-- RECORDS SHOWN follows --

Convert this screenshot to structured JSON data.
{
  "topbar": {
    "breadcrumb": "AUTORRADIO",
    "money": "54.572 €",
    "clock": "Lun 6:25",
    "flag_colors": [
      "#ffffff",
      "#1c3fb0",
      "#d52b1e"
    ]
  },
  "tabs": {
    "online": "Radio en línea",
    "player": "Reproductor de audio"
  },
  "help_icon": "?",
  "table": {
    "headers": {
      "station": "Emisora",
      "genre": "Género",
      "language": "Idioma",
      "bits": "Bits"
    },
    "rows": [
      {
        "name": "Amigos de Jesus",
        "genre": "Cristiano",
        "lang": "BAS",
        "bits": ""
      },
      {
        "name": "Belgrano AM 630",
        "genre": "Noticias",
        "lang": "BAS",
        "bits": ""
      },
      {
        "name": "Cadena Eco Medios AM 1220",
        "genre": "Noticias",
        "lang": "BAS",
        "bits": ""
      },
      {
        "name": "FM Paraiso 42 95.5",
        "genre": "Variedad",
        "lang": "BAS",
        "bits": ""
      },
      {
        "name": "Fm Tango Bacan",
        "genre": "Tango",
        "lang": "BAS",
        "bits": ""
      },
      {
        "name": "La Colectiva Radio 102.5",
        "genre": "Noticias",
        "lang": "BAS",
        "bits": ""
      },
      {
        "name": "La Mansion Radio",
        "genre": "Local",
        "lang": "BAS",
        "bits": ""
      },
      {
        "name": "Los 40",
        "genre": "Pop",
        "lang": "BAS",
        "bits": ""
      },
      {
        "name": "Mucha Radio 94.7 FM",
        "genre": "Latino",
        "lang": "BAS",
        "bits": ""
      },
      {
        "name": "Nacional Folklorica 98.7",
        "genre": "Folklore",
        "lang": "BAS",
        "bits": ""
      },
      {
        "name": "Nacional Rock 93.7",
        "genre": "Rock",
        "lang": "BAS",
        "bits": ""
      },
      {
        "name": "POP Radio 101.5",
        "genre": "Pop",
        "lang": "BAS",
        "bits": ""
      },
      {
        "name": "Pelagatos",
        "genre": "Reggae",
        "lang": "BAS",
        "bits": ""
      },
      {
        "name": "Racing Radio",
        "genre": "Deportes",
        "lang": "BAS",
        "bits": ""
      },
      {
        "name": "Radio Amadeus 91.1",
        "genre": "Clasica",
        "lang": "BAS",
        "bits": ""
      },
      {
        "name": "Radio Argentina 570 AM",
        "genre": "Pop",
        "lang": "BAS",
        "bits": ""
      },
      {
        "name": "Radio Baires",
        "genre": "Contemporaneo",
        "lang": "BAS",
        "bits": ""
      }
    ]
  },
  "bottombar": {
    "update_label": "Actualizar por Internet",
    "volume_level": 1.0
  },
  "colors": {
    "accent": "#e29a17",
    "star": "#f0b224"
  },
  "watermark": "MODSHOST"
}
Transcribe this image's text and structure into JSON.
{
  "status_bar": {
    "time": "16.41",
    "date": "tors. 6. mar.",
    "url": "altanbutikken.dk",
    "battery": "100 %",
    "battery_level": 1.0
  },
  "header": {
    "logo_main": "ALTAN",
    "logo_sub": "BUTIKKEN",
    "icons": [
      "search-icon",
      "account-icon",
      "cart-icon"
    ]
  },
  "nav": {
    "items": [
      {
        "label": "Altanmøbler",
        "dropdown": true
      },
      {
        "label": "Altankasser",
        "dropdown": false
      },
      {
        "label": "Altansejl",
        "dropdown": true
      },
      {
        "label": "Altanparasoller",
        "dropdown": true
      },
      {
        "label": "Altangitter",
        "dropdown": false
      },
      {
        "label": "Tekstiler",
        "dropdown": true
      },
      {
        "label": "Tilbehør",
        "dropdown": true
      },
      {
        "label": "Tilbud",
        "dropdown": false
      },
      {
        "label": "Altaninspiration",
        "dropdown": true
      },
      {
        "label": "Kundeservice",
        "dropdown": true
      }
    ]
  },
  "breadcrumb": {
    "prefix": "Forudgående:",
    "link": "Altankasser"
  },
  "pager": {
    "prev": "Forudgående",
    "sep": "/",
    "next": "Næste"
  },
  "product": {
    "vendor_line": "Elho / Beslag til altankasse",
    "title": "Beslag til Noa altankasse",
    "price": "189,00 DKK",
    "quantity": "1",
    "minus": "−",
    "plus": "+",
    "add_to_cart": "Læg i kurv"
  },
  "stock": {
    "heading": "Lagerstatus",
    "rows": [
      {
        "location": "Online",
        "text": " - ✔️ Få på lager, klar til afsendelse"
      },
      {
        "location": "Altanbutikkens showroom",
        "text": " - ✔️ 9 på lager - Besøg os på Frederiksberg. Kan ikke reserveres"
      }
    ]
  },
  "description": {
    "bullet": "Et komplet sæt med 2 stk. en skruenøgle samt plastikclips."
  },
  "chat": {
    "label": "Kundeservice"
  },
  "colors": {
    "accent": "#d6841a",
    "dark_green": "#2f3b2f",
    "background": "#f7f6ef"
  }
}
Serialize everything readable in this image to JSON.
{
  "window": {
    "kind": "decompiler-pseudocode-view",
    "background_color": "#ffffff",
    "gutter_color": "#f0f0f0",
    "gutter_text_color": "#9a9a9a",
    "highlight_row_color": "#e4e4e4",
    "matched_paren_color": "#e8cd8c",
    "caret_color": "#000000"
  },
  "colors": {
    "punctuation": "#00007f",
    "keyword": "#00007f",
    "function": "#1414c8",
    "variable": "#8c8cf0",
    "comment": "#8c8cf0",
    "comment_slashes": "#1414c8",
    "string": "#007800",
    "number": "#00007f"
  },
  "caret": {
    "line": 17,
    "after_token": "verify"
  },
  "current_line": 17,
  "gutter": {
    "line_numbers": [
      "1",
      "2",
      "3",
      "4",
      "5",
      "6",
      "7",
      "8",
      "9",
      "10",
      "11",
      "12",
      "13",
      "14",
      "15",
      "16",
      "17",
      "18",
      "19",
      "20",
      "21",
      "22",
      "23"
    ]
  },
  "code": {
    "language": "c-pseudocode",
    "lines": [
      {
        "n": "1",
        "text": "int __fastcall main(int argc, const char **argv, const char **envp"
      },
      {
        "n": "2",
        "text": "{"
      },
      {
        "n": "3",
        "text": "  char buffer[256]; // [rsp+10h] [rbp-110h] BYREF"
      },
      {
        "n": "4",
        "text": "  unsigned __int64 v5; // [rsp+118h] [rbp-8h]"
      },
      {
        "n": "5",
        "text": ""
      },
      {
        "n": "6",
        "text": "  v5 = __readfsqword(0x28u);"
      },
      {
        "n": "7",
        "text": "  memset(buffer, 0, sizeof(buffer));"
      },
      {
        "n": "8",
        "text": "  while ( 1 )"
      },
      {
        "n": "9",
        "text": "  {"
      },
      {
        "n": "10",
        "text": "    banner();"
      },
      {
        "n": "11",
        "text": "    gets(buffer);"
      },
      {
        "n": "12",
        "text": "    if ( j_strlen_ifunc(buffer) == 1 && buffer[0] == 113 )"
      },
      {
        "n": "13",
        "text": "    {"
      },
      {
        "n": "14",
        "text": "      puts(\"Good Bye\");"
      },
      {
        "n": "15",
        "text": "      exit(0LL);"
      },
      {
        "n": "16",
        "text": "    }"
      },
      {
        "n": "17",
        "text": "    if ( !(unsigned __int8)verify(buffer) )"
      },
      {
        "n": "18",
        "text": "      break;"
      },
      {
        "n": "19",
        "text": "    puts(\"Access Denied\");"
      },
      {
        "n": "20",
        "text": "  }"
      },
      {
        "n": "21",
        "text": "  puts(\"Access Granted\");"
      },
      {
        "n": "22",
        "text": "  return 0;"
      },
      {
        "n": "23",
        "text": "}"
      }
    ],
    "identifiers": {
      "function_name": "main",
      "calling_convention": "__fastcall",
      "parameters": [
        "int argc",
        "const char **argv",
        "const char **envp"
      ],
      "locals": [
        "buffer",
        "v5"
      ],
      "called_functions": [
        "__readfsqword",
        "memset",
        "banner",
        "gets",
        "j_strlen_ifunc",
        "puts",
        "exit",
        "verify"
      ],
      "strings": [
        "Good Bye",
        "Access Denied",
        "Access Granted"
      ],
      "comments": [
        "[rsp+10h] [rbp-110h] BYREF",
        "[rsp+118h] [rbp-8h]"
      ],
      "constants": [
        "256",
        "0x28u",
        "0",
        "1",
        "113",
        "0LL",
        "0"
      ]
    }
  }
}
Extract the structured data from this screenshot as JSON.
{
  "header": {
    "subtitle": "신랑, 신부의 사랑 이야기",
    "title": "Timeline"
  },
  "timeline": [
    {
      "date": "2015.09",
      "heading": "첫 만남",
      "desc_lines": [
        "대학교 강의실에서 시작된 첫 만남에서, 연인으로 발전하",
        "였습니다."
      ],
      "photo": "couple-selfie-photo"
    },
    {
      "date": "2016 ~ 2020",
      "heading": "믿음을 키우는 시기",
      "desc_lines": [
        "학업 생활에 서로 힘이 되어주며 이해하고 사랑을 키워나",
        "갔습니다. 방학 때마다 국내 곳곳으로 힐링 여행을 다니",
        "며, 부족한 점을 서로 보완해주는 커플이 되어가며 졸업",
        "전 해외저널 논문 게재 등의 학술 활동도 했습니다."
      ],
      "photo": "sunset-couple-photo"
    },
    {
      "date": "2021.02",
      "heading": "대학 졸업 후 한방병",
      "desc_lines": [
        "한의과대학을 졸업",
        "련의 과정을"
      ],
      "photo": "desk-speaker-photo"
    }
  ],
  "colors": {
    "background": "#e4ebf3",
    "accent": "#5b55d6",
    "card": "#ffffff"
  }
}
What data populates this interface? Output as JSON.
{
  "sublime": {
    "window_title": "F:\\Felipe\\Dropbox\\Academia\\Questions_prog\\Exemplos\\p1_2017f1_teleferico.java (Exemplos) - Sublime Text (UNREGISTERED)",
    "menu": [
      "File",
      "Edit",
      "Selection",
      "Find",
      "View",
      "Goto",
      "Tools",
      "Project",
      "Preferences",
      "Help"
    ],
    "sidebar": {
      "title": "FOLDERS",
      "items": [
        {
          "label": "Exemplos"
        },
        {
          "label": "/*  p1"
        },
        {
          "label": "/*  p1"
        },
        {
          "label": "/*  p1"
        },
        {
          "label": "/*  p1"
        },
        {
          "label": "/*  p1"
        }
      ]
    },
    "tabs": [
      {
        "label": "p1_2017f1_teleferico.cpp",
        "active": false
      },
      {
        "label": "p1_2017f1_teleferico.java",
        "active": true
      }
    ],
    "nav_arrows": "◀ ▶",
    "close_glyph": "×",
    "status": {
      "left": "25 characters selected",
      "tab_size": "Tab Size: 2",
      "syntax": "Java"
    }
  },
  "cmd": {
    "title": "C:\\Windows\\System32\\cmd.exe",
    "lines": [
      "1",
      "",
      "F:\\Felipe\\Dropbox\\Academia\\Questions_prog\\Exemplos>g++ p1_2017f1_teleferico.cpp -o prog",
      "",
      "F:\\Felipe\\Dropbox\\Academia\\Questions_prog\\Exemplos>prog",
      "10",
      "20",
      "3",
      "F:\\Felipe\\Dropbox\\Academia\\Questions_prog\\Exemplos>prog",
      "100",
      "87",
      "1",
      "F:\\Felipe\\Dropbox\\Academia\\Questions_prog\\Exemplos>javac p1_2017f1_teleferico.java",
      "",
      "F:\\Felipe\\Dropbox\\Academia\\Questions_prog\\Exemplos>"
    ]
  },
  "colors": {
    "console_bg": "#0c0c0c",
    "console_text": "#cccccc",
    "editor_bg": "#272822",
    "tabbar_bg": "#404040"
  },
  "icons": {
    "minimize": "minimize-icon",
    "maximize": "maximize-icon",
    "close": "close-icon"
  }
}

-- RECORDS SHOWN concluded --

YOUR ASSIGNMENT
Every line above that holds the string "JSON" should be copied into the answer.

EXPECTED OUTPUT
Convert this screenshot to structured JSON data.
Transcribe this image's text and structure into JSON.
Serialize everything readable in this image to JSON.
Extract the structured data from this screenshot as JSON.
What data populates this interface? Output as JSON.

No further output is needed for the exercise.